The smalltooth sawfish is a member of the ray family, and under normal circumstances it reproduces sexually like most other vertebrates. However, in a study published in Current Biology, scientists report seven instances of juvenile sawfish that appear to be the product of a virgin birth -- no dad involved.
The researchers were able to tell that these fish were produced asexually because routine DNA tests showed there was little to no variability in the genetic material of the seven specimens.
Asexual reproduction in a sexually reproducing species is called facultatitve parthenogenesis. Scientists think it occurs when an unfertilized egg absorbs a genetically identical sister cell called a polar body.
They do not yet know what might trigger that reaction, however, according to Andrew Fields, a PhD candidate at Stony Brook University and the lead author of the study.
It has been observed before in birds, reptiles and sharks, but only when they are living in captivity.
Researchers recently found a copperhead and cottonwood snake that were pregnant with one parthenogenetic baby each, but the babies were never born, so it is unclear if they would have survived in the wild.
The smalltooth sawfish is a large ray that is born at about 2 feet in length and can grow up to 12 feet in length. It lives mostly in southern Florida, and researchers estimate that its population has declined to just 1% to 5% of what it was in 1900.
The decline has been due to overfishing and loss of habitat, Fields said.
Between 2004 and 2013, scientists took DNA samples from the fins of 190 smalltooth sawfish to see if their limited population was leading to high instances of inbreeding. They found that 85% of the specimens were the offspring of non-relatives -- a good sign. However, 3% of the fish sampled were the offspring of just a single parent.
"It's not a majority, it's not even a quarter," said Fields. "It is still rare in this case."
Smalltooth sawfish are a long-lived species that take years to develop into sexual maturity, so it is still unclear how well these virgin-birth fish survive and if they will be able to reproduce sexually.
In the meantime, Fields is hoping other researchers who study endangered sharks, rays, lizards, snakes and birds will look for evidence of asexual reproduction that they may have missed.

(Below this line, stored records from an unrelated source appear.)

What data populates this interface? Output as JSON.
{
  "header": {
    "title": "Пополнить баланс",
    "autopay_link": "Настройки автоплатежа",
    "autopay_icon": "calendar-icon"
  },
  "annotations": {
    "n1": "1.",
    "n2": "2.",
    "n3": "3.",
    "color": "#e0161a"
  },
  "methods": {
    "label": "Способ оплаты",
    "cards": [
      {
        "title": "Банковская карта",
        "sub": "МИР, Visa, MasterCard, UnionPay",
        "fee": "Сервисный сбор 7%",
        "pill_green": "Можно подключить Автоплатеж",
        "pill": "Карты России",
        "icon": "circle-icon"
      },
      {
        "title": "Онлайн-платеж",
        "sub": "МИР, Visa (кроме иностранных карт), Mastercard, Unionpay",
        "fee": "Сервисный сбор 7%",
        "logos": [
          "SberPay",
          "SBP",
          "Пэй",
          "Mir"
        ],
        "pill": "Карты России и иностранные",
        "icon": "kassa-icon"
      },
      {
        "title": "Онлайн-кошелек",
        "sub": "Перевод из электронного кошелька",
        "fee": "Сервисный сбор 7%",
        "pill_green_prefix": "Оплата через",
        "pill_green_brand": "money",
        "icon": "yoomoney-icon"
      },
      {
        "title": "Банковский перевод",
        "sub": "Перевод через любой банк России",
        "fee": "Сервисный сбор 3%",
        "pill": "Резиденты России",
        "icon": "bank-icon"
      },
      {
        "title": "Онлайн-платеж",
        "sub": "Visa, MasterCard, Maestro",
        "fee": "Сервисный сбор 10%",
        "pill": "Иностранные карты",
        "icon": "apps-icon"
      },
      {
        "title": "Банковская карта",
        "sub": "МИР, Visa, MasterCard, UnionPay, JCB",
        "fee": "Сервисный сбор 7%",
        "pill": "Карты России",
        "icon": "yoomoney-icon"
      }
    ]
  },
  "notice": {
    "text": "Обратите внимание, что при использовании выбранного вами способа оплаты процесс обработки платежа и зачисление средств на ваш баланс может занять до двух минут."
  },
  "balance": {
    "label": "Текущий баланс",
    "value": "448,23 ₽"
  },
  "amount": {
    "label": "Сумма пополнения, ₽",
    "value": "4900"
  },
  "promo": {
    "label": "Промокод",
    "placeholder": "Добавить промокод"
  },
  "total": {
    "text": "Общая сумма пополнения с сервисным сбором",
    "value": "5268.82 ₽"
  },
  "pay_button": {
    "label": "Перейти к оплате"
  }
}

"We don't know if this commonly happens when species are at a very low density," Fields said. "Because it has been seen in captivity that would lead to the conclusion that it is not so unusual."